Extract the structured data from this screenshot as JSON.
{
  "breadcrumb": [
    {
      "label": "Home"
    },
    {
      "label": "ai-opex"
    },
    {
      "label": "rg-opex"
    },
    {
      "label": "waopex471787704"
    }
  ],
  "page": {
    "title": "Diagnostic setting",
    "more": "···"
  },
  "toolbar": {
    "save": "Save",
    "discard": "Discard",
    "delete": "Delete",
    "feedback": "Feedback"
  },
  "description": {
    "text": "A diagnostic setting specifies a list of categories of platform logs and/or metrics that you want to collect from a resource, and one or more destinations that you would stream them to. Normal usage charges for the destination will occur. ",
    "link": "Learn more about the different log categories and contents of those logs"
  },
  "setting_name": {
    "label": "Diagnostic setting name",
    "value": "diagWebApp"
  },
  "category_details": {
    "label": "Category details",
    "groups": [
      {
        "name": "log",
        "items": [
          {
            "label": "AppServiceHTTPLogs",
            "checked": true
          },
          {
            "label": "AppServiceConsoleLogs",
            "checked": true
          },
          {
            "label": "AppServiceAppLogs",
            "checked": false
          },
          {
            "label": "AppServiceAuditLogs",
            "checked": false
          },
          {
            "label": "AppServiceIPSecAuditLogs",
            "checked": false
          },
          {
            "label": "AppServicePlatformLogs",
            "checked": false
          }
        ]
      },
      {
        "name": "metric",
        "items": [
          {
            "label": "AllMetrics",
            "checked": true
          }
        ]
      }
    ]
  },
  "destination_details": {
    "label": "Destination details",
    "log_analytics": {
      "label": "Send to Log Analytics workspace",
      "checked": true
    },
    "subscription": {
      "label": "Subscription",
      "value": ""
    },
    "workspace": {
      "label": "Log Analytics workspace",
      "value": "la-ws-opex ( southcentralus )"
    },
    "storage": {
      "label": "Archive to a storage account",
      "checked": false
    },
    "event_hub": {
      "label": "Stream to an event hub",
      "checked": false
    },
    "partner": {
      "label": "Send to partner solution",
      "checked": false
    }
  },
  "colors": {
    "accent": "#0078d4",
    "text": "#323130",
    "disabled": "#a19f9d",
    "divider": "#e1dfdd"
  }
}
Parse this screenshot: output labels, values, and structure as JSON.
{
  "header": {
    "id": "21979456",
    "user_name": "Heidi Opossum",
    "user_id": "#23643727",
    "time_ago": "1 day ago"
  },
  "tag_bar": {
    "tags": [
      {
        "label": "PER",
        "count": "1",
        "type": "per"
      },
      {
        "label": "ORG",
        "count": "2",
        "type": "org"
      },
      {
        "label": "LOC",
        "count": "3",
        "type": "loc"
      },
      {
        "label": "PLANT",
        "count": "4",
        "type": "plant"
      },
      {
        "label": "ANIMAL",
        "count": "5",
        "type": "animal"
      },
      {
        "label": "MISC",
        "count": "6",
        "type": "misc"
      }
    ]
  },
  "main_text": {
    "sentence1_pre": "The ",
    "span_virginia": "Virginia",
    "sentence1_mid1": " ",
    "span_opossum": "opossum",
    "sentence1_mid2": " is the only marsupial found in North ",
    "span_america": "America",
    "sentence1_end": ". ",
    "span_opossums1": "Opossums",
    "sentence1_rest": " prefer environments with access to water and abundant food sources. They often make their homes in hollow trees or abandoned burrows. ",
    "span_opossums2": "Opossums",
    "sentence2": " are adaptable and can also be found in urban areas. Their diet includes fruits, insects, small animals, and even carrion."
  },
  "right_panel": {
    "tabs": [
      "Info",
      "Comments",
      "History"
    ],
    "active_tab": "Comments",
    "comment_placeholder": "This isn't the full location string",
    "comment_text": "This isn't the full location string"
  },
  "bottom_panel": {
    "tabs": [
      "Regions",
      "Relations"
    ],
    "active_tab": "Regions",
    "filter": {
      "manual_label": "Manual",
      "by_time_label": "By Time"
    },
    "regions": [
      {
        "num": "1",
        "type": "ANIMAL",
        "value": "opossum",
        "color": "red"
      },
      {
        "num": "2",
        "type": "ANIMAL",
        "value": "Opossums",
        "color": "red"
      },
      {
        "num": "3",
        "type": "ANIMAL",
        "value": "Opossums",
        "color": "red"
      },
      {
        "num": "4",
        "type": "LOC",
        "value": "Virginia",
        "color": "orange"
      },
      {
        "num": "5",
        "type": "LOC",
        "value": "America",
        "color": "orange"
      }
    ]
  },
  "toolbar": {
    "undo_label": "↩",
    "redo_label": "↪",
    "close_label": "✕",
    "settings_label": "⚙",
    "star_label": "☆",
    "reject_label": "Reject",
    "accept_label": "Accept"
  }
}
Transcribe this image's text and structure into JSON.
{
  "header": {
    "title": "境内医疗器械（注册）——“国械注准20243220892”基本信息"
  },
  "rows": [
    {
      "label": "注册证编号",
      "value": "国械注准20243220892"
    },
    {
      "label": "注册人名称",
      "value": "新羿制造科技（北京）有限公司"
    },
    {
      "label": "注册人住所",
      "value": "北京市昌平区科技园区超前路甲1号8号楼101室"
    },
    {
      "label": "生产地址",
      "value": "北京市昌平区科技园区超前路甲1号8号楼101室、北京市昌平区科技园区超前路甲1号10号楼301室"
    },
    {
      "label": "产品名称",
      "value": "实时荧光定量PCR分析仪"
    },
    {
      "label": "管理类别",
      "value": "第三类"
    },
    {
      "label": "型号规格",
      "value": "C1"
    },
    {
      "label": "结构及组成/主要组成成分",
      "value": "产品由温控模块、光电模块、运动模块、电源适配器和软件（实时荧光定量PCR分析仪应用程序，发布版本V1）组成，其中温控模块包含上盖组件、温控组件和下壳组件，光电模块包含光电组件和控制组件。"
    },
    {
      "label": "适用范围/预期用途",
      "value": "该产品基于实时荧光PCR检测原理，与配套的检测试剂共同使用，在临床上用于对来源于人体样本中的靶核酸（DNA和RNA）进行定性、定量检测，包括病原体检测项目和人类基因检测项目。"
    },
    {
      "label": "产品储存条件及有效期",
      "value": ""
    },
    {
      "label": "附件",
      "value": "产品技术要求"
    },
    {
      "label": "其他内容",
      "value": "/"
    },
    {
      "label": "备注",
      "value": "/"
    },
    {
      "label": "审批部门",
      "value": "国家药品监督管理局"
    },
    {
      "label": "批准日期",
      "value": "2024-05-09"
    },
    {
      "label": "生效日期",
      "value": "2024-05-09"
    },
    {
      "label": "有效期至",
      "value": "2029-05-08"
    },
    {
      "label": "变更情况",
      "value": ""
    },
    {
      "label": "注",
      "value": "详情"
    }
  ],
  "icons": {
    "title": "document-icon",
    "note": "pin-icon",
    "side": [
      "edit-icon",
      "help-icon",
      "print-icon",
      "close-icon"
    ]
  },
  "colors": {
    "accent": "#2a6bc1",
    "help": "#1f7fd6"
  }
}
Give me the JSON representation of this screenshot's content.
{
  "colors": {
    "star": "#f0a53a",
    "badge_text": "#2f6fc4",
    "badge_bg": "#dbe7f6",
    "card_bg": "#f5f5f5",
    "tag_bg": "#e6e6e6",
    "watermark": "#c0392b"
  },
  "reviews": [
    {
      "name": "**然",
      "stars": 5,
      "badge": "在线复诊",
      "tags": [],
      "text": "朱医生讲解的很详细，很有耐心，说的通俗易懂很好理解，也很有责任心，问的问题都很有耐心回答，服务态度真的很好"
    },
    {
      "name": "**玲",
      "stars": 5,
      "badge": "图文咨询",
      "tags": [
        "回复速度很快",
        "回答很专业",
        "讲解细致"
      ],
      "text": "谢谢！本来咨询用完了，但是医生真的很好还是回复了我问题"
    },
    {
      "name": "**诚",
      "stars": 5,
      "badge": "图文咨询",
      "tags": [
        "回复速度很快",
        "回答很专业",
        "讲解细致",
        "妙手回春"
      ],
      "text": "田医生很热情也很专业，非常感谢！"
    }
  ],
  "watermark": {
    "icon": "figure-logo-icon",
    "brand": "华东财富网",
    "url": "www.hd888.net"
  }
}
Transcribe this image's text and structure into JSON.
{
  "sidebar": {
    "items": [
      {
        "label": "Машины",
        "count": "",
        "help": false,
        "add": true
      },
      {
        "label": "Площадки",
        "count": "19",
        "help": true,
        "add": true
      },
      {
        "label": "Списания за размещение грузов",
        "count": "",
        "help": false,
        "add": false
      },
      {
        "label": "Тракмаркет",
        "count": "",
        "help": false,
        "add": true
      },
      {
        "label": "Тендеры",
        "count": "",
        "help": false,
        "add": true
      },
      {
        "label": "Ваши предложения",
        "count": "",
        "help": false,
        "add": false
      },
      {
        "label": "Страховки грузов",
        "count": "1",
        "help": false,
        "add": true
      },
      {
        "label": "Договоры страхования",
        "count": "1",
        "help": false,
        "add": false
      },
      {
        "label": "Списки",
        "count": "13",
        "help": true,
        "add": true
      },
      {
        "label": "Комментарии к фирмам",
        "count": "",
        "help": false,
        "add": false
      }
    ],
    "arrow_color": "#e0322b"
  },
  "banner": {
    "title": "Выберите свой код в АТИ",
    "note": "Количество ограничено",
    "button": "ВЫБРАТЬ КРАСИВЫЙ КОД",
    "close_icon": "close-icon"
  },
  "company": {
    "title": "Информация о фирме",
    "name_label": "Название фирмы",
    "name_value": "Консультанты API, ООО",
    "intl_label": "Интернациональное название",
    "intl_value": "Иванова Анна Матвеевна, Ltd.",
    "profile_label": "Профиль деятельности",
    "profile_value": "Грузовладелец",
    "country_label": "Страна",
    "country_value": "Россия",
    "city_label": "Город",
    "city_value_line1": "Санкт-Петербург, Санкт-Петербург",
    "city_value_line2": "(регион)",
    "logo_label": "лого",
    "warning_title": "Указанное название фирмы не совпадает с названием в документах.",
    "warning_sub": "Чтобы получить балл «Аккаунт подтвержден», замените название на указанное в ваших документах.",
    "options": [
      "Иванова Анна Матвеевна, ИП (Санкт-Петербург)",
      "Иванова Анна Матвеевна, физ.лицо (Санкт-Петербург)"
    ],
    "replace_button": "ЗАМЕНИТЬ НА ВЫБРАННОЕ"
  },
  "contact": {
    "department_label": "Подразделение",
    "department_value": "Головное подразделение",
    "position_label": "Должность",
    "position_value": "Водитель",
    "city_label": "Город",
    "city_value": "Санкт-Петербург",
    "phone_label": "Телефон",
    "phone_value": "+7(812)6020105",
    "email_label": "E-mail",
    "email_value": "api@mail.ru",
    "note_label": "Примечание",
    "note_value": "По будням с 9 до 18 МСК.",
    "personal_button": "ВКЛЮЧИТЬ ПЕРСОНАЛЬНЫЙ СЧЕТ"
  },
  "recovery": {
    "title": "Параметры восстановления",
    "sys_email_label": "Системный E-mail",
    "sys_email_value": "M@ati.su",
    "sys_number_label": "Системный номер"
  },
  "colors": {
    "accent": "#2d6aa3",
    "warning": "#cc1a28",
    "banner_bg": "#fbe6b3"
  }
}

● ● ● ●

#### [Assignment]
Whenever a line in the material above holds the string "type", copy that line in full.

#### [Reply to the exercise]
        "type": "per"
        "type": "org"
        "type": "loc"
        "type": "plant"
        "type": "animal"
        "type": "misc"
        "type": "ANIMAL",
        "type": "ANIMAL",
        "type": "ANIMAL",
        "type": "LOC",
        "type": "LOC",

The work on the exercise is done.